Tales of the Walking Dead review: Some highlights but few surprises
Tales of the Walking Dead offers an eclectic mix of standalone stories, but a talented cast and a few wild storytelling experiments don’t quite breathe new life into the franchise. The six-episode anthology series, which premieres August 14, is the third season of The Walking Dead,‘ after ‘Fear the Walking Dead,‘, which recently concluded its seventh season, and ‘Walking Dead: World Beyond,’ a two-season series that concluded last year.
Where this show differs from its predecessors is in the scope of its storytelling: while there are occasional nods to the larger universe in all six of these self-contained stories, no prior knowledge of the universe is necessarily required, and each story is small enough within to be solved completely within the allotted 45 minutes. It would be an unorthodox introduction to the franchise, but it would work.
And indeed, if the prospect of a return to either of the two long-running Walking Dead series is too daunting, Tales offers a chance for lapsed viewers to take a quick detour into this universe without having to commit .

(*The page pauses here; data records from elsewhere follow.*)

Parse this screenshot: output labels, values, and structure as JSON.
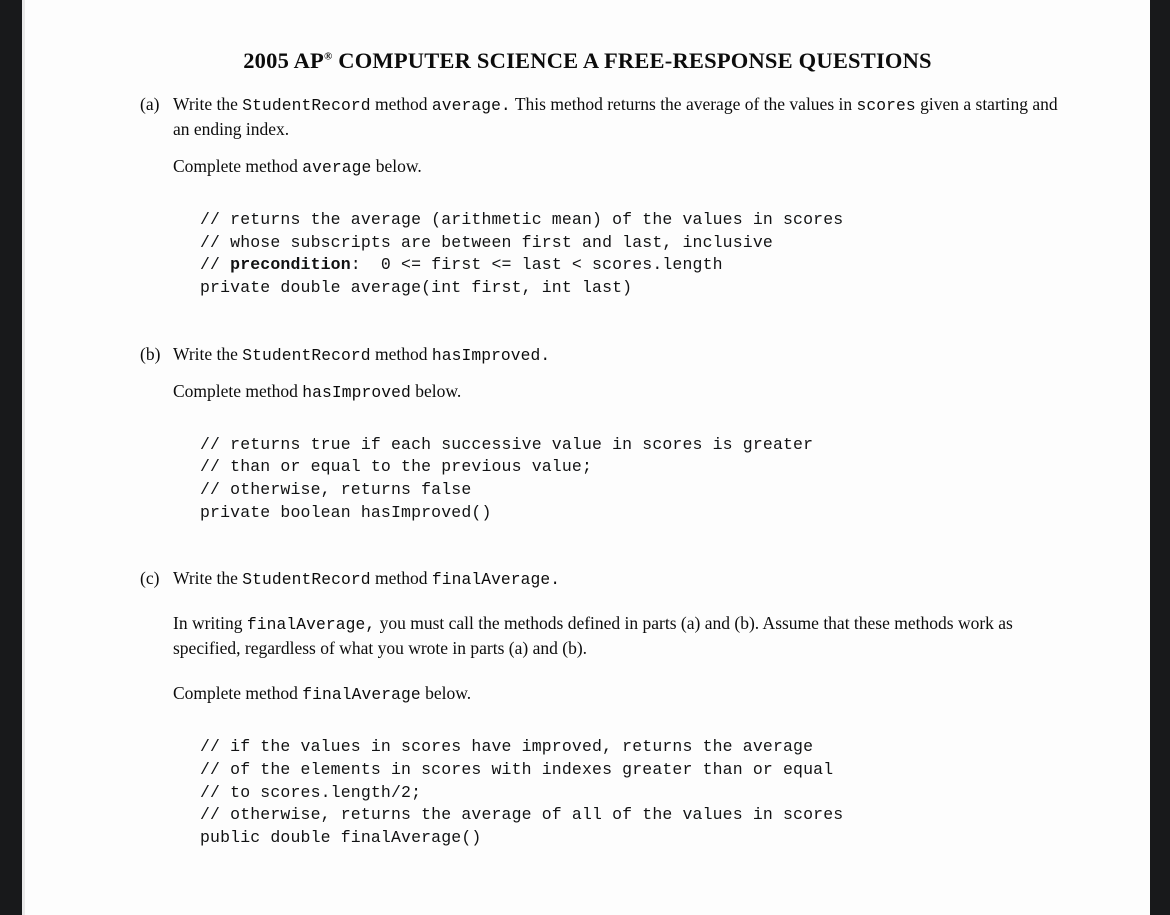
{
  "document": {
    "title_year": "2005 AP",
    "title_sup": "®",
    "title_rest": " COMPUTER SCIENCE A FREE-RESPONSE QUESTIONS",
    "title_full": "2005 AP® COMPUTER SCIENCE A FREE-RESPONSE QUESTIONS"
  },
  "parts": [
    {
      "label": "(a)",
      "prompt_pre": "Write the ",
      "prompt_class": "StudentRecord",
      "prompt_mid": " method ",
      "prompt_method": "average.",
      "prompt_post": "  This method returns the average of the values in ",
      "prompt_var": "scores",
      "prompt_tail": "  given a starting and an ending index.",
      "complete_pre": "Complete method ",
      "complete_method": "average",
      "complete_post": " below.",
      "code": "// returns the average (arithmetic mean) of the values in scores\n// whose subscripts are between first and last, inclusive\n// precondition:  0 <= first <= last < scores.length\nprivate double average(int first, int last)",
      "code_lines": [
        "// returns the average (arithmetic mean) of the values in scores",
        "// whose subscripts are between first and last, inclusive",
        "// precondition:  0 <= first <= last < scores.length",
        "private double average(int first, int last)"
      ],
      "code_bold_token": "precondition",
      "code_l3_prefix": "// ",
      "code_l3_suffix": ":  0 <= first <= last < scores.length"
    },
    {
      "label": "(b)",
      "prompt_pre": "Write the ",
      "prompt_class": "StudentRecord",
      "prompt_mid": " method ",
      "prompt_method": "hasImproved.",
      "prompt_post": "",
      "prompt_var": "",
      "prompt_tail": "",
      "complete_pre": "Complete method ",
      "complete_method": "hasImproved",
      "complete_post": " below.",
      "code_lines": [
        "// returns true if each successive value in scores is greater",
        "// than or equal to the previous value;",
        "// otherwise, returns false",
        "private boolean hasImproved()"
      ]
    },
    {
      "label": "(c)",
      "prompt_pre": "Write the ",
      "prompt_class": "StudentRecord",
      "prompt_mid": " method ",
      "prompt_method": "finalAverage.",
      "prompt_post": "",
      "prompt_var": "",
      "prompt_tail": "",
      "note_pre": "In writing ",
      "note_method": "finalAverage,",
      "note_post": "  you must call the methods defined in parts (a) and (b). Assume that these methods work as specified, regardless of what you wrote in parts (a) and (b).",
      "complete_pre": "Complete method ",
      "complete_method": "finalAverage",
      "complete_post": " below.",
      "code_lines": [
        "// if the values in scores have improved, returns the average",
        "// of the elements in scores with indexes greater than or equal",
        "// to scores.length/2;",
        "// otherwise, returns the average of all of the values in scores",
        "public double finalAverage()"
      ]
    }
  ],
  "colors": {
    "page_background": "#fdfdfd",
    "border_band": "#18191b",
    "text": "#0c0c0c",
    "code_text": "#111213"
  }
}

However, for fans who have never taken a break from the franchise, most of the episodes may not make as much impression. At its least effective, “Tales” is simply a bunch of well-known actors who got into zombie-esque situations that could have arisen as storylines cut from the existing series. They march through the forest. They stab zombies in the head. They invent new slang terms for the zombies (“toe-tags”, “chompers”) while, by the rules of the universe, never actually use the word “zombie”.
In other words, the further the stories go, the more successful they are as entertainment. For example, an absolutely insane nod to “Groundhog Day” sees Jillian Bell and Parker Posey as opposing officemates who steal a tanker truck and repeatedly face off against an attacking horde of undead. Is it premium prestige television? Sometime around the third or fourth massive explosion, the answer to that question becomes clear. But is it fun? Certainly.
While not every episode of the series rises to the same level of experimentation, each at least delves into a different genre: there’s zombie apocalypse noir, there’s zombie apocalypse gothic horror. In “Evie; Joe,” Terry Crews and Olivia Munn play polar opposites thrown together on a buddy comedy road trip that takes a sharp turn into slasher movie territory; Anthony Edwards, an ecologist studying the habits of hikers in an artificial nature reserve, narrates the opening of “Amy; dr Everett,” as if he were in an Attenborough documentary.
Unfortunately, for all the different programming directions, many of the plots themselves seem stuck in the same thematic ruts that often plague both The Walking Dead and Fear the Walking Dead.After all, more than 250 hours of television have been broadcast in this universe, which should be more than enough time for anyone to reflect sufficiently on the difficulty of maintaining their basic humanity when the collapse of civilization has brought humanity’s darkest impulses to light.
Viewers of Walking Dead objects have known since about Season 2 of the flagship that in a world ruled by the undead, the living humans pose the real threat. And regardless of the tone of the story, when Tales is so well received, the results feel less like exploring a new corner of the universe and more like an excuse to have a bunch of big-name actors do a zombie-fighting cosplay . (This is not Completely terrible thing; Crews and Posey, in particular, spend their respective episodes munching landscapes like their zombie foes munch brains — and having a blast.)
However, Dee represents the opposite: a point in time when there are still shreds of compassion and heart left in one of the franchise’s most heartless villains. The episode serves as sort of an origin story for Samantha Morton’s alpha, who terrorized the cast in seasons 9 and 10 of The Walking Dead,‘, but who was once just a mother doing everything to protect her child.
“Tales of the Walking Dead’s only overt nod to already established characters plays with canon a bit fast and loose, but it’s a sharp, well-told mystery set in one of the series’ more creative survival scenarios. (Who wouldn’t love to celebrate the fall of civilization on a riverboat?) Perhaps the fan base’s familiarity with Alpha and the lived-in quality of Morton’s portrayal contribute to its effectiveness, but it’s easily the most compelling and memorable episode of the whole thing.
Each anthology series is bound to vary in quality, but an anthology series within an established franchise has to work twice as hard to differentiate itself from its parent company. Tales of the Walking Dead only occasionally achieves this, but its achievements show a way forward for future spin-offs. With two more Walking Dead spinoff series on the horizon, Tales suggests that the key to telling more stories in this universe in general is to make bigger swings.
Tales of the Walking Dead premieres Sunday, August 14 on AMC and AMC+, with new episodes arriving weekly. Four out of six episodes were viewed for review.
https://variety.com/2022/tv/reviews/tales-of-the-walking-dead-tv-review-1235338076/ Tales of the Walking Dead review: Some highlights but few surprises